Input Start Marker

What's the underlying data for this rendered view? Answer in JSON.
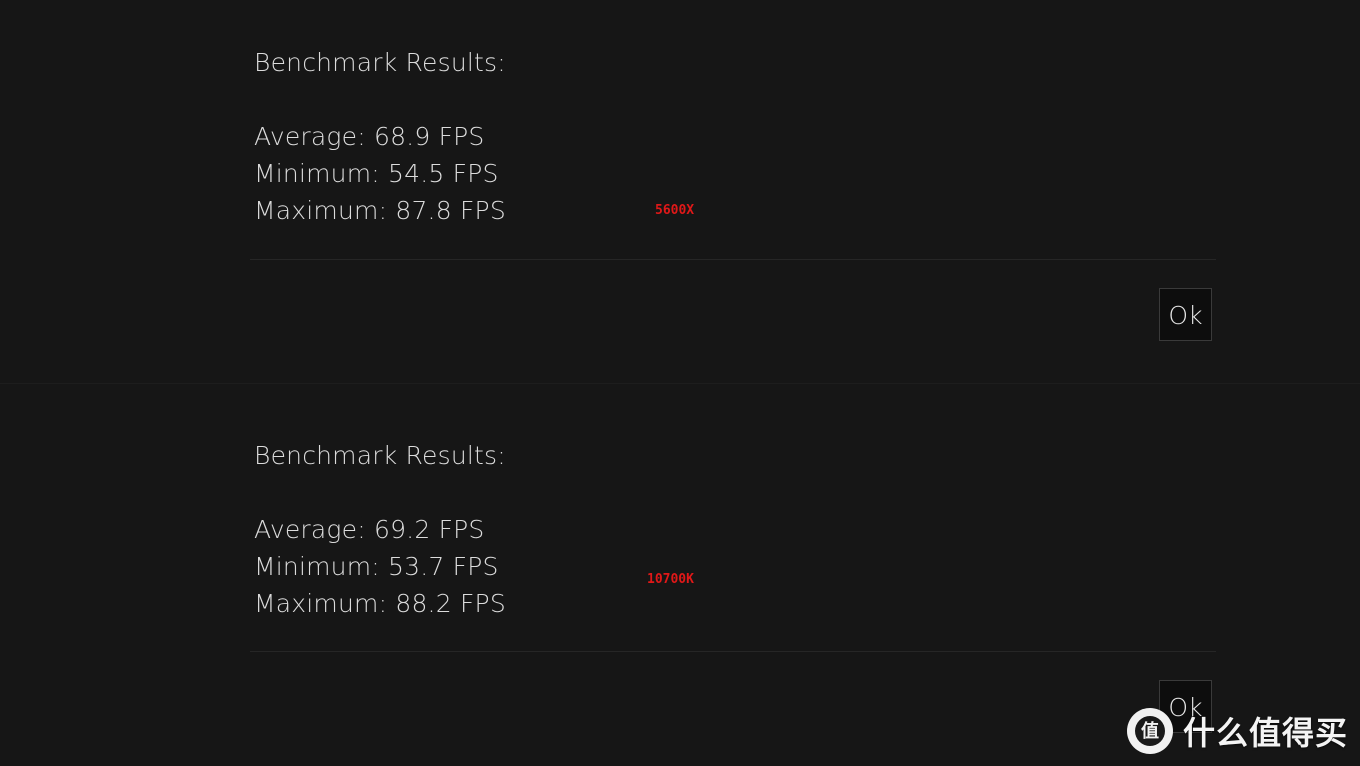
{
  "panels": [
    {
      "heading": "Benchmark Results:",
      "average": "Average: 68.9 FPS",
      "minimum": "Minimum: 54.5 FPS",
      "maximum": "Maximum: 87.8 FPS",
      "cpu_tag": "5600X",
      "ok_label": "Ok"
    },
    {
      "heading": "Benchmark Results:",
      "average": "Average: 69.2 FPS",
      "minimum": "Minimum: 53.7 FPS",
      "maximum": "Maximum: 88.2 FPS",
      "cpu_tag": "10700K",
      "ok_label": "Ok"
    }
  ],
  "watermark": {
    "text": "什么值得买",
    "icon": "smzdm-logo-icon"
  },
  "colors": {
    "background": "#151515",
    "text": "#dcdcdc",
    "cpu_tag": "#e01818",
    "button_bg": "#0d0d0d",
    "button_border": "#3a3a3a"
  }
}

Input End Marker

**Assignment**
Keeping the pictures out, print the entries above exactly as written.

**Response to the exercise**
What's the underlying data for this rendered view? Answer in JSON.
{
  "panels": [
    {
      "heading": "Benchmark Results:",
      "average": "Average: 68.9 FPS",
      "minimum": "Minimum: 54.5 FPS",
      "maximum": "Maximum: 87.8 FPS",
      "cpu_tag": "5600X",
      "ok_label": "Ok"
    },
    {
      "heading": "Benchmark Results:",
      "average": "Average: 69.2 FPS",
      "minimum": "Minimum: 53.7 FPS",
      "maximum": "Maximum: 88.2 FPS",
      "cpu_tag": "10700K",
      "ok_label": "Ok"
    }
  ],
  "watermark": {
    "text": "什么值得买",
    "icon": "smzdm-logo-icon"
  },
  "colors": {
    "background": "#151515",
    "text": "#dcdcdc",
    "cpu_tag": "#e01818",
    "button_bg": "#0d0d0d",
    "button_border": "#3a3a3a"
  }
}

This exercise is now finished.